Fortunately, the picture is not so black and I am still in touch from time to time with friends from years ago. I shouldn't be so disappointed, I hear the phrase echoing... ‘We are born alone and we die alone.’ But in between, shouldn't we enjoy a little human connection?
Banning plastic is a global struggle
Anecdotally enough: almost every country I've lived in has adopted a ban on the use of plastic bags while I was there. For example, in the Seychelles in 2017, in Malaysia in 2019 and now in Canada. I don't understand why a country like Canada has waited so long to make such a decision.
The plastic bag ban came into effect on 1 January in Vancouver.
The pandemic of selfishness
The subject I'm about to address may offend some people. But I find it hard to contain my sadness and disappointment, hard to see that it is necessary to wait for the situation to reach some people in the ramparts of their intimacy before they decide to reconsider their self-centred positions. We have to wait to see, not the friend of a friend, but directly his friend, disappear under the tubes of the respirators to become aware of the situation. This pandemic divides and creeps into relationships, but I'm too suffocated by the surrounding morass to remain silent.
I wish I were wrong when I feel that this situation is becoming a battle of individual freedom versus the common good. But where is the decency, the humanity? When you think of the countries that do not have the labs to produce the vaccines, the structures to absorb the patients, the staff to deal with the tsunami of patients, the patients who cannot pay the hospital fees? Without looking beyond one's own country, whether 'developed' or 'emerging', hospital staff were elevated to heroes in the early months of the pandemic and it only took a few more months for everything to blow over. The Capitol was trampled a year ago in the name of individual freedom. Is democracy its own enemy, discredited, used as a shield of conscience for the benefit of one?
In the name of the freedom to dispose of one's body, can one put the weakest in danger? I know I've already mentioned this information, but it never stops working on me: a family of French tourists reintroduced measles to Costa Rica in 2019. The case did not make many waves but I find it appallingly cynical. The family had decided not to vaccinate themselves or their children and now an entire country is at the mercy of a disease that had been eradicated. But what kind of world do we live in? How can we believe that caregivers were sitting on their hands before the pandemic?
In Quebec, caregivers with Covid are being called back to work. Not only have they been on the front lines for two years, perhaps not having had any holidays, not having much rest, seeing their family life degraded, but now, because of the increasing number of cases and lack of personnel, they have to continue working. I don't think we can decide, because yes, in developed countries we decide, by our choices, the fate of these people. I don't know any of these people, I don't have any family or friends working directly in the hospital and I don't think we need to be in that situation to put ourselves in their shoes.
Recently, a bus that had been fitted out to vaccinate the population in Réunion was vandalised.
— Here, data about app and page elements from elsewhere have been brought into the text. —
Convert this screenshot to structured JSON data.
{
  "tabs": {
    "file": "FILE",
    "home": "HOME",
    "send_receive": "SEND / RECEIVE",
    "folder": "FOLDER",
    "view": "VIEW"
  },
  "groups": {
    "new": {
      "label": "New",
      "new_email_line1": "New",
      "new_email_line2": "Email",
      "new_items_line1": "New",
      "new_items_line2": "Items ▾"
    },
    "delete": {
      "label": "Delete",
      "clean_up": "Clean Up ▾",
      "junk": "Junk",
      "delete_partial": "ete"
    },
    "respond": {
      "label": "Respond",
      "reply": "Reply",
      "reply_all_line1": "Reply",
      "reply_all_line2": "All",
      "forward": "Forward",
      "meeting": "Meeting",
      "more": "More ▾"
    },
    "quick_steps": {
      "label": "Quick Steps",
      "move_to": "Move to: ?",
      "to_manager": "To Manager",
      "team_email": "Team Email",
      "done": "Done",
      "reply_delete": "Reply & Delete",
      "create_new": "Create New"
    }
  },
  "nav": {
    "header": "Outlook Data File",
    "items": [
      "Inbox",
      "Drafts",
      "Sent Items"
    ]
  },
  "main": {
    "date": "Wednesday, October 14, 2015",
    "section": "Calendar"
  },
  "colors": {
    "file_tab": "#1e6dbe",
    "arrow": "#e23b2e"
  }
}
The shame has no limits. It reminds me of the ambulances and firemen who were attacked and had refrigerators thrown at them from the roofs of buildings when they went to certain suburbs. How can public services that help the population be attacked? How can you do that?
I found this beautiful Arab proverb in Le Clézio's ‘Poisson d’or': ‘Health is a crown on the head of the healthy, which only the sick see.’